True, Knowles said.
Eight years ago, complaints about charging rape victims for medical exams in Wasilla prompted the Alaska Legislature to pass a bill -- signed into law by Knowles -- that banned the practice statewide.
"There was one town in Alaska that was charging victims for this, and that was Wasilla," Knowles said.
Post: 'HUNDREDS AT ACS FACE AX'
Douglas Montero's story is a new twist on welfare moms:
Hundreds of workers at the city's embattled child-welfare agency are worrying about their own welfare as they face the possibility of layoffs stemming from a plan to overhaul the way it protects kids, sources told The Post yesterday.
The plan, called "Improved Outcomes for Children," is expected to dismantle an entire division of 600 workers, which could mean layoffs for 200 to 400 employees who cannot be absorbed within the Administration for Children's Services or the other city agencies, officials said.
Washington Post: 'Palin Links Iraq to Sept. 11 In Talk to Troops in Alaska'
Anne E. Kornblut provides some truly unscripted material on Palin — her piece combines a Palin campaign appearance with the troops with the ABC interview:

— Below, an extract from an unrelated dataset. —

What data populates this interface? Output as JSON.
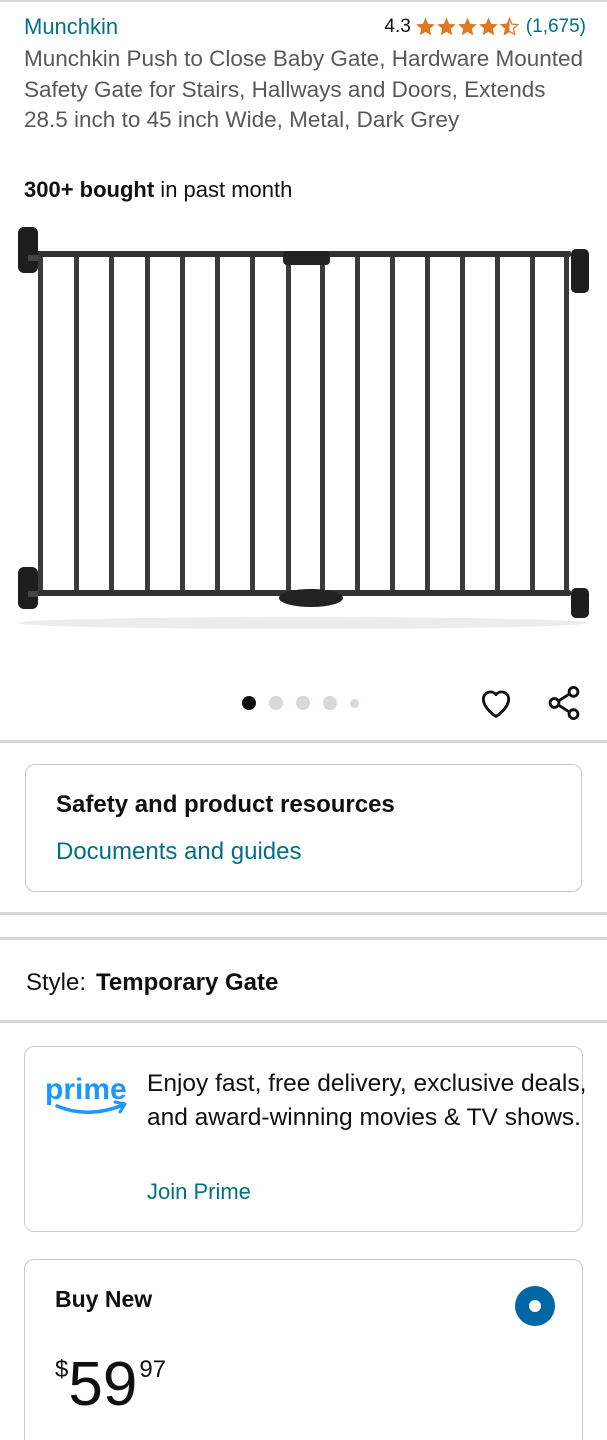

FORT WAINWRIGHT, Alaska, Sept. 11 -- Gov. Sarah Palin linked the war in Iraq with the Sept. 11 terrorist attacks, telling an Iraq-bound brigade of soldiers that included her son that they would "defend the innocent from the enemies who planned and carried out and rejoiced in the death of thousands of Americans."
The idea that the Iraqi government under Saddam Hussein helped al-Qaeda plan the attacks on the World Trade Center and the Pentagon, a view once promoted by Bush administration officials, has since been rejected even by the president himself. But it is widely agreed that militants allied with al-Qaeda have taken root in Iraq since the U.S.-led invasion.
Smartly, Kornblut didn't inflict the "I'm ready" bullshit on readers until the ninth graf.
Slate: "80 Over 80: The most powerful octogenarians in America"
Part of a sprawling Geezer Issue. You'll have plenty of time to have someone read it to you before you catch today's early-bird meal.